Good intentions, bad decisions…

There are a handful of things that I can do at the office that I physically can’t do from home. They have more to do with obnoxious and largely outdated security procedures than they do with a lack of personal ability, though.

What I think we proved today was that with the exception of those handful of things that I’m prohibited from doing at home by law, policy, or regulation, everything else can run more or less seamlessly using our electronic mailboxes, a series of various interconnected world-wide web sites, and a portable cellular telephone. It’s far from perfect and not likely something that you’d want to do for more than a day or two at a time, but as a stopgap, it works well enough – or at least better than the alternative which would have been 100% of the work not getting done. If nothing else, it gives you an option to “keep the lights on” under circumstances where they otherwise would go dark.

Now, do I think this will be the bright shining moment where the bosses realize having people willing and able to work from home is more than having a bunch of personnel sitting around with their thumb up their asses? No. No I do not. Maybe they should, but I can’t imagine a scenario where that’s actually going to happen.

What’s far more likely is they’ll race hard in the other direction – specifying new minimum staffing levels, limiting the number of people who can be on leave at any given time, and focusing on the 5% that can’t be done instead of the 95% that can.
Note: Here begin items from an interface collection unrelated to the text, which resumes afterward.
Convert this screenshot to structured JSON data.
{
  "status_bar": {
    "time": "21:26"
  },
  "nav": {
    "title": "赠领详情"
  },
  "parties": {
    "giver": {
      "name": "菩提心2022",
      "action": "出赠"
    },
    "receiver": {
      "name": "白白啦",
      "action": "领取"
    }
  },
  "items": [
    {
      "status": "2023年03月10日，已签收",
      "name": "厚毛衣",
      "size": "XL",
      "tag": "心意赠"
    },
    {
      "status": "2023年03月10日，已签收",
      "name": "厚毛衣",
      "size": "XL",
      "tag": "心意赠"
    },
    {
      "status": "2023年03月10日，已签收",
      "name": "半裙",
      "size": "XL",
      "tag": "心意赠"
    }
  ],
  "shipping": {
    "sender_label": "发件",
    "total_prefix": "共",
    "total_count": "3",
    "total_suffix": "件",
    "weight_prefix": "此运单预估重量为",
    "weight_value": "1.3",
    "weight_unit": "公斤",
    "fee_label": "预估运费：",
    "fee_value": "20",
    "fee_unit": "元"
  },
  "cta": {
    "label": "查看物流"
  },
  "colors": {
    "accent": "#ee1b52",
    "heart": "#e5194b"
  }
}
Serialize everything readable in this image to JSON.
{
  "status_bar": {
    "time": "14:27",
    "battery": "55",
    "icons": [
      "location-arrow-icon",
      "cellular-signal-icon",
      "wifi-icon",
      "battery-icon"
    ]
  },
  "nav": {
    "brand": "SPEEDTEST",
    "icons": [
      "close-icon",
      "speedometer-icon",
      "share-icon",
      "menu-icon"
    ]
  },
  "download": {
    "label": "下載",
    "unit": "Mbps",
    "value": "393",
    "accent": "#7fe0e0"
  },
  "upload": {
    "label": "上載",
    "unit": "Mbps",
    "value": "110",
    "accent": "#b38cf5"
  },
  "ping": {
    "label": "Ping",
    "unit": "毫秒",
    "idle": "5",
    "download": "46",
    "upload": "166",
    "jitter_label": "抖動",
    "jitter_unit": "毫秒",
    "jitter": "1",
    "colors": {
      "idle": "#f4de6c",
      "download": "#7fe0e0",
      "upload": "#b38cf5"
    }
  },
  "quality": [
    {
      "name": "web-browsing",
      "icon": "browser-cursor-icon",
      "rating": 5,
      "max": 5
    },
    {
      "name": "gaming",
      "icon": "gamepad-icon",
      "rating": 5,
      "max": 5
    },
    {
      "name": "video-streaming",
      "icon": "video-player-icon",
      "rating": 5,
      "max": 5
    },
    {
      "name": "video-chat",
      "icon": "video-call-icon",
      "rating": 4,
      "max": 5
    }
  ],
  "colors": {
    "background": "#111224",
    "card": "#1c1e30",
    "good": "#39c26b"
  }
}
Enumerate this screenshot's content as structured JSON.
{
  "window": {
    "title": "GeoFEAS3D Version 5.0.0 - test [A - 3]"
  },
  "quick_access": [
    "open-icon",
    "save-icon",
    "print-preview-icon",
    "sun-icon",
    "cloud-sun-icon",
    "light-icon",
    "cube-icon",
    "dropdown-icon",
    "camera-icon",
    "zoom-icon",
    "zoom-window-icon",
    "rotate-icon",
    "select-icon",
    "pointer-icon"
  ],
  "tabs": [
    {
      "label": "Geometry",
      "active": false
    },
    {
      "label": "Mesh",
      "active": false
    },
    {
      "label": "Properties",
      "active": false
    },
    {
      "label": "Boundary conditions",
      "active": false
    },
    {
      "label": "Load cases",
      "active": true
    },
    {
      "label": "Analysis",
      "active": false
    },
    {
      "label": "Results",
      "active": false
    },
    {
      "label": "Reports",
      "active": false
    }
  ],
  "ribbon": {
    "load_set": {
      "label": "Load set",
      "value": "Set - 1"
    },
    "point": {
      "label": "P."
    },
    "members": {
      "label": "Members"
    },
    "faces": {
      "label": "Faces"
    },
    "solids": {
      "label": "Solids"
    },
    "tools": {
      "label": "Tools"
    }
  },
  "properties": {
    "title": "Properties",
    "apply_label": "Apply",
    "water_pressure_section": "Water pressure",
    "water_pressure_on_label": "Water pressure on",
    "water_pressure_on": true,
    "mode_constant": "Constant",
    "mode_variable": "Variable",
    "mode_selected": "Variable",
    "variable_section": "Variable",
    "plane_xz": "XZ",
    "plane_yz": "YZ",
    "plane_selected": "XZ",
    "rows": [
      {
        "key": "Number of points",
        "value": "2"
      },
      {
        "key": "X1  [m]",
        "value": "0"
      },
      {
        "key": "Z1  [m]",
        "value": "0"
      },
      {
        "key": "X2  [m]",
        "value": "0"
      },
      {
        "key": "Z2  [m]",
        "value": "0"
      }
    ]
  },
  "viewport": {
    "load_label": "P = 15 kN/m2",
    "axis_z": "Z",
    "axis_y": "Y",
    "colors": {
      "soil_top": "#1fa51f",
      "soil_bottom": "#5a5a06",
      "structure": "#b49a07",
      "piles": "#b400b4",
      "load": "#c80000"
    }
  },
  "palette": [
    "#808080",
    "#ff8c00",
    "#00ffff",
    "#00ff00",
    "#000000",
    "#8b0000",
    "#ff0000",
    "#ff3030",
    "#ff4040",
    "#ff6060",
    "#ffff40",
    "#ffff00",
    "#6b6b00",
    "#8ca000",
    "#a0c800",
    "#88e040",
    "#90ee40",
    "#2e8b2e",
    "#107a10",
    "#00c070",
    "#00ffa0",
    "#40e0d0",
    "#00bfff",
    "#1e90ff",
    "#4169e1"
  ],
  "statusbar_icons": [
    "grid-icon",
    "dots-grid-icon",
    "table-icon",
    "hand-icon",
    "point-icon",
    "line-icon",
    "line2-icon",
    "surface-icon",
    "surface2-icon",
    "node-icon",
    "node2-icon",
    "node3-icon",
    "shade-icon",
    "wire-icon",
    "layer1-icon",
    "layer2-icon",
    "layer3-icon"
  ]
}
I’d like to think I’m wrong about this, but history tells me I’m probably not. My entire career has been nothing if not a series of opportunities to observe moments where good intentions gave helpful cover to bad decisions. Getting the powers that be to thinking about productive work happening outside the walls of their adjacent cubicles feels like an awfully long way to stretch given the precedents involved.

If that’s not what happens here, you’ll find me a few months from now both stunned and amazed… and it would be one of those rare occasions where I wouldn’t mind being caught off guard in the least.

Levels of review…

In my little corner of the Giant Bureaucratic Organization, very few pieces of paper ever move further than one’s own desk without passing through one or more layers of review. These reviews are almost the very definition of what it means to exist within the bureaucracy – the very reason the term “paper pusher” came into existence.

It’s hard enough to move a single piece of paper, say something as simple as a memo. The complexity and convolutions involved in getting something larger – say a document of several dozens of pages is mind boggling. It’s a herculean feat of bureaucratic mastery involving three layers of review at a bare minimum. I’ve personally seen the number of reviewers go as high as 14  on a single document. I’ve heard stories that the numbers can grow even larger as one progresses through echelons higher than reality towards the beating, five-sided heart of our bureaucratic empire. Each and every non-concur along the way carries the risk of sending you back to the starting block to try again.

I’m not saying that reviews are entirely pointless or without merit. In some cases I’d even argue that they are absolutely necessary. When it becomes the reviews themselves that drive the process rather what is being reviewed, I can’t help but believe that there is a flaw in the system. Then again, I’m a poor simple history major who learned to read original source documents that may have virtually no relationship to standard English usage so what the hell do I know. 

I’ve been a bad, bad boy…

It’s been a while since I wrote anything here. I don’t know exactly if that’s because things have gotten less stupid or I’m simply becoming use to the same level of stupid as before. Regardless, there are still a few moments when all I can do is sit back and shake my head.

As it turns out, I’ve been a bad, bad boy. I’ve been talking to people in other offices without the express, written permission of their supervisor. That, apparently, constitutes a gross violation of civil conduct and is an affront to the gods themselves. After half a career, you’d think I would remember that trying to get information directly from the source will do nothing but get you into trouble.

Instead of asking Person A directly for the information I need, the Official Process demands that I ask Person B, who will direct Person C to oversee the request for information and, who will thusly inform Person A that a request for information has been made. The information requested can then be transmitted back to me by the same circuitous route. Instead of taking 15 minutes, the process will take three days, involve, a minimum of two extra people, and has garnered three angry emails reminding me that “it’s not ok to talk to people from other offices without permission.” We could have saved an inordinate amount of time by any one of those three people simply answering the question rather than engaging in some half assed turf war, but there you have it, your bureaucracy in action… or is that your bureaucracy inaction?

So yes, please consider me sufficiently chastised for cheekily disregarding the standard routing of requests for information in an effort to actually get something done in a timely manner. Rest assured when it comes time to toss someone under the bus for delaying the project, I’ll have no qualms at all about reminding the Powers That Be who has been jamming their sabots into the machinery.

Editorial Note: This part of a continuing series of posts previously available on a now defunct website. They are appearing on http://www.jeffreytharp.com for the first time. This post has been time stamped to correspond to its original publication date.